### What you have to do
Search the records for the string "screenshot", and show each line where it appears.

### Entries shown

*** Block opens ***

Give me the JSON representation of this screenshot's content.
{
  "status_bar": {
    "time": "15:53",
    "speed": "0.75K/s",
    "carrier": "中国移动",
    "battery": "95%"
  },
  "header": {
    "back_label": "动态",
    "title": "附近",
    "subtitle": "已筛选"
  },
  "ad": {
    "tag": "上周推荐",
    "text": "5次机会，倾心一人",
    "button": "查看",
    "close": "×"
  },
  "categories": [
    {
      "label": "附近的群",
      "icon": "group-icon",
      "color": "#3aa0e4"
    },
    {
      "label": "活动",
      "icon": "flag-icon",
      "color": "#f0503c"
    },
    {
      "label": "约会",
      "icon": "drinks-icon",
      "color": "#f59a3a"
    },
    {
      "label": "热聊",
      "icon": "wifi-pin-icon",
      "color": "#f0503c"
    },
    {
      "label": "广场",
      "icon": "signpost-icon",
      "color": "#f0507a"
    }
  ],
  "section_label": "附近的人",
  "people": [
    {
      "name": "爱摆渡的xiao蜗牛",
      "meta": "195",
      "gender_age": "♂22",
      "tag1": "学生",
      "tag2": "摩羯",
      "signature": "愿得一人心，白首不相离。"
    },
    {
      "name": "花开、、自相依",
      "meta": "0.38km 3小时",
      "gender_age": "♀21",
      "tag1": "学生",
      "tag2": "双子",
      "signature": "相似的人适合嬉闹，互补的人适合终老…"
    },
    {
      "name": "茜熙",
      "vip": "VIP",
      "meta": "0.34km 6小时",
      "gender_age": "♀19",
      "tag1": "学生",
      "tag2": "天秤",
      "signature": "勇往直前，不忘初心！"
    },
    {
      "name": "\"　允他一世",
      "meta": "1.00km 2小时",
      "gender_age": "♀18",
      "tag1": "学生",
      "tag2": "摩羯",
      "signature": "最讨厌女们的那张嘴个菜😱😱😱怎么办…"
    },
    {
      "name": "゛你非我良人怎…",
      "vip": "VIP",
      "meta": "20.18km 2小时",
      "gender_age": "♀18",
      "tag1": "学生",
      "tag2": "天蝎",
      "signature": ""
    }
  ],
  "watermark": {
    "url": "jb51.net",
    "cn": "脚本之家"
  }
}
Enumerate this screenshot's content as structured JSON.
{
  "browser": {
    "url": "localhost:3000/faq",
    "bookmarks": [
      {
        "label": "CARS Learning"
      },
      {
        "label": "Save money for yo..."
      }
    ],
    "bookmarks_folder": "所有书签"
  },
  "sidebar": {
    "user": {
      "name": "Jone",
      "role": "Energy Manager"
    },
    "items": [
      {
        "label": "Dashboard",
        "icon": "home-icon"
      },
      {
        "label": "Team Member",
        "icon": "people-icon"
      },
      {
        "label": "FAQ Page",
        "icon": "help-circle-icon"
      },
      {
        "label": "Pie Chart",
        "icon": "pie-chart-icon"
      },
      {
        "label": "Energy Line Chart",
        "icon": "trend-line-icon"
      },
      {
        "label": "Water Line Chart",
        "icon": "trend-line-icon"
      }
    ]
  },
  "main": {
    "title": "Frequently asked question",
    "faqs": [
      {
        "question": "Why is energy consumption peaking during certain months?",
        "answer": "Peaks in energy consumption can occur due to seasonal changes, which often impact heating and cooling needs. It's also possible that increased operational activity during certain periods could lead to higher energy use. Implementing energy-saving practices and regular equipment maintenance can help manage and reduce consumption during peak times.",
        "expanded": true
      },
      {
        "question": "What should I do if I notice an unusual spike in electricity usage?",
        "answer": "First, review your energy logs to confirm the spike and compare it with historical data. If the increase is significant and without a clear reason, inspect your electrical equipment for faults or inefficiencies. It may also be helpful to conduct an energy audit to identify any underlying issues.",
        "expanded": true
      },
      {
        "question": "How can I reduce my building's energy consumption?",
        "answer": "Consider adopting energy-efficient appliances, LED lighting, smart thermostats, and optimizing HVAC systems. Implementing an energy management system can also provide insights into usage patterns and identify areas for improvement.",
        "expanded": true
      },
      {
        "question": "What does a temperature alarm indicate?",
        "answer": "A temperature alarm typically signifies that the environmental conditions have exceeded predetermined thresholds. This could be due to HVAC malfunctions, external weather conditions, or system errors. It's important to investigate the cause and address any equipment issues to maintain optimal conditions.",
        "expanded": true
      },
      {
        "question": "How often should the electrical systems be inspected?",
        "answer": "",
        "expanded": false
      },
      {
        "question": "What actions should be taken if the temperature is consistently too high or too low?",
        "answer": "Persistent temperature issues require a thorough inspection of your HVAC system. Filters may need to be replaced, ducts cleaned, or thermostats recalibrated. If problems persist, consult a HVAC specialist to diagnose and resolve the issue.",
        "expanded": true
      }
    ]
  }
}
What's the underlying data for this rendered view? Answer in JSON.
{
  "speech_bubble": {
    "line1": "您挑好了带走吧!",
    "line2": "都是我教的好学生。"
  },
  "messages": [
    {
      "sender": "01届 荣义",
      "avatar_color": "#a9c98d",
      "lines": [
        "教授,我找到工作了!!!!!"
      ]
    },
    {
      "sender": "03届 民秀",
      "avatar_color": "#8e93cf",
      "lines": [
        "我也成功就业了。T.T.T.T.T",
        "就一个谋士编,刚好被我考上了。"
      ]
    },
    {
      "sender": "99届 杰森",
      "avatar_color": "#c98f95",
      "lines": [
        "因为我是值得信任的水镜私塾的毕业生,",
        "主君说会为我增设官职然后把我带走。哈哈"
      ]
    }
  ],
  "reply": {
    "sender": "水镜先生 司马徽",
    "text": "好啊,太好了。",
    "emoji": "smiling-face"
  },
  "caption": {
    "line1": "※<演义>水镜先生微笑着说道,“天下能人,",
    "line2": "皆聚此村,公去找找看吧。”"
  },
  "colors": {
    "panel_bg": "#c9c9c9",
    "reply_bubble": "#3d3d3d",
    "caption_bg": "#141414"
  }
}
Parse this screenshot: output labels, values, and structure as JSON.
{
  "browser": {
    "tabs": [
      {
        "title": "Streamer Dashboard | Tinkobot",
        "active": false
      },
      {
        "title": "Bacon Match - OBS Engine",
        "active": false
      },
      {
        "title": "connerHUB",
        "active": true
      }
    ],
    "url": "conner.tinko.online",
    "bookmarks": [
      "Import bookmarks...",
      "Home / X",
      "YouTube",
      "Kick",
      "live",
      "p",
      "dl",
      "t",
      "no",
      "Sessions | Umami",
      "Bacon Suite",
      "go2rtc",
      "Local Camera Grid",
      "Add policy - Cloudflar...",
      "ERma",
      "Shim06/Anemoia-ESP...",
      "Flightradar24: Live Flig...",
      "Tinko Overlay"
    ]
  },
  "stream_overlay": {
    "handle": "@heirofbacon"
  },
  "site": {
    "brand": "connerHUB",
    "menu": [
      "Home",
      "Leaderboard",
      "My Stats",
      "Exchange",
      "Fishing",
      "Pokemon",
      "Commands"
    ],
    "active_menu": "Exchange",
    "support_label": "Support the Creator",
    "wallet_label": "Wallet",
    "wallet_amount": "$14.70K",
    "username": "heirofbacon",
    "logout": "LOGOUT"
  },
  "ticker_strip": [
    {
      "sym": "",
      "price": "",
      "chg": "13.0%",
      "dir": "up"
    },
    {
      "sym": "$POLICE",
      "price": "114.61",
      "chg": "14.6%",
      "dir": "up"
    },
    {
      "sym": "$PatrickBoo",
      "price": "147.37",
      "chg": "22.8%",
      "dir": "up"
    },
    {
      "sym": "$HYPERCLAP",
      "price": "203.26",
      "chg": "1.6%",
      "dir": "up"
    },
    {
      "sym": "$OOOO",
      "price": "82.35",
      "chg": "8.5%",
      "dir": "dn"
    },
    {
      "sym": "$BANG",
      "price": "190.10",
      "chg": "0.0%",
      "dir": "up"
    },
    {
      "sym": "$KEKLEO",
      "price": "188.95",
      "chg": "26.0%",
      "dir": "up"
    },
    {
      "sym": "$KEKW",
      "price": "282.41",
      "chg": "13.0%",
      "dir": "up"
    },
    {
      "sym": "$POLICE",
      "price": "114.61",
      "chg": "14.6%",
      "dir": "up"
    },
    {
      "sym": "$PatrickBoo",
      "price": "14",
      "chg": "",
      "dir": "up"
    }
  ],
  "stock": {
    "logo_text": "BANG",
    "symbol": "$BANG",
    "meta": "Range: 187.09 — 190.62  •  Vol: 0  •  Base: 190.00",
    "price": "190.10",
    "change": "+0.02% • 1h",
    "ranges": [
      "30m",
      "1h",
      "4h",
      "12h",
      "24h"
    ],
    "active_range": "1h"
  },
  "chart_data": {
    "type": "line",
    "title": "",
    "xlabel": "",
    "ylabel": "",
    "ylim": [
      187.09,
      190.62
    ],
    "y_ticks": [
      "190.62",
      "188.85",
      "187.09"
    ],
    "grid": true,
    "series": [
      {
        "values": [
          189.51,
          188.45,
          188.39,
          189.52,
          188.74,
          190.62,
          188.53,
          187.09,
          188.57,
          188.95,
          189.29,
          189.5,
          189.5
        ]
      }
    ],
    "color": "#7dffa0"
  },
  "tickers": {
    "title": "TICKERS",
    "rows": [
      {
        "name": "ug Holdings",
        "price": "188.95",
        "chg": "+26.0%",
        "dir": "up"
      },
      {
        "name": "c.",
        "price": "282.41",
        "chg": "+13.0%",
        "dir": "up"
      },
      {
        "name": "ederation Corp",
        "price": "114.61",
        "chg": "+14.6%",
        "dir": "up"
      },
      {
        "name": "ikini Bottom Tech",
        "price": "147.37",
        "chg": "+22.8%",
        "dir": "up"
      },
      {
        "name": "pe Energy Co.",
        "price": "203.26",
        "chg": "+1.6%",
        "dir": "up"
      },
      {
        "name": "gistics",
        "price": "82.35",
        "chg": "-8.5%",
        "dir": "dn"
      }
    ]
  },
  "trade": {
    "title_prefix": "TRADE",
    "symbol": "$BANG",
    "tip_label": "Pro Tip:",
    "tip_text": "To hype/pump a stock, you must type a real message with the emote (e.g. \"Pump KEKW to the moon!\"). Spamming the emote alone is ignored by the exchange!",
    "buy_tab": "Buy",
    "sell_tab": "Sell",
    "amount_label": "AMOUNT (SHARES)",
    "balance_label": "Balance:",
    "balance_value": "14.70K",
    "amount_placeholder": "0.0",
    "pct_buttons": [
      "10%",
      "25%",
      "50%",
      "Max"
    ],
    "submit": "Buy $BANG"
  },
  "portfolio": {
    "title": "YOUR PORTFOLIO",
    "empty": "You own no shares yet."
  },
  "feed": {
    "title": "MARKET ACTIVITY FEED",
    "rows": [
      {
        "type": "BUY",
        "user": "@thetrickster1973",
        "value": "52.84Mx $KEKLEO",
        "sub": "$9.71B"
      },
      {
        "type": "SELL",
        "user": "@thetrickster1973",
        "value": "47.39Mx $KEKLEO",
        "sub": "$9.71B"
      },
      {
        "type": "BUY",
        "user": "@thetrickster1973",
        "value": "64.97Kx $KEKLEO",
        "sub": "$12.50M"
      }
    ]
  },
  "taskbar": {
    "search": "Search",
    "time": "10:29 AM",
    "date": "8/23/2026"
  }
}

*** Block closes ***

### Expected answer
Give me the JSON representation of this screenshot's content.
Enumerate this screenshot's content as structured JSON.
Parse this screenshot: output labels, values, and structure as JSON.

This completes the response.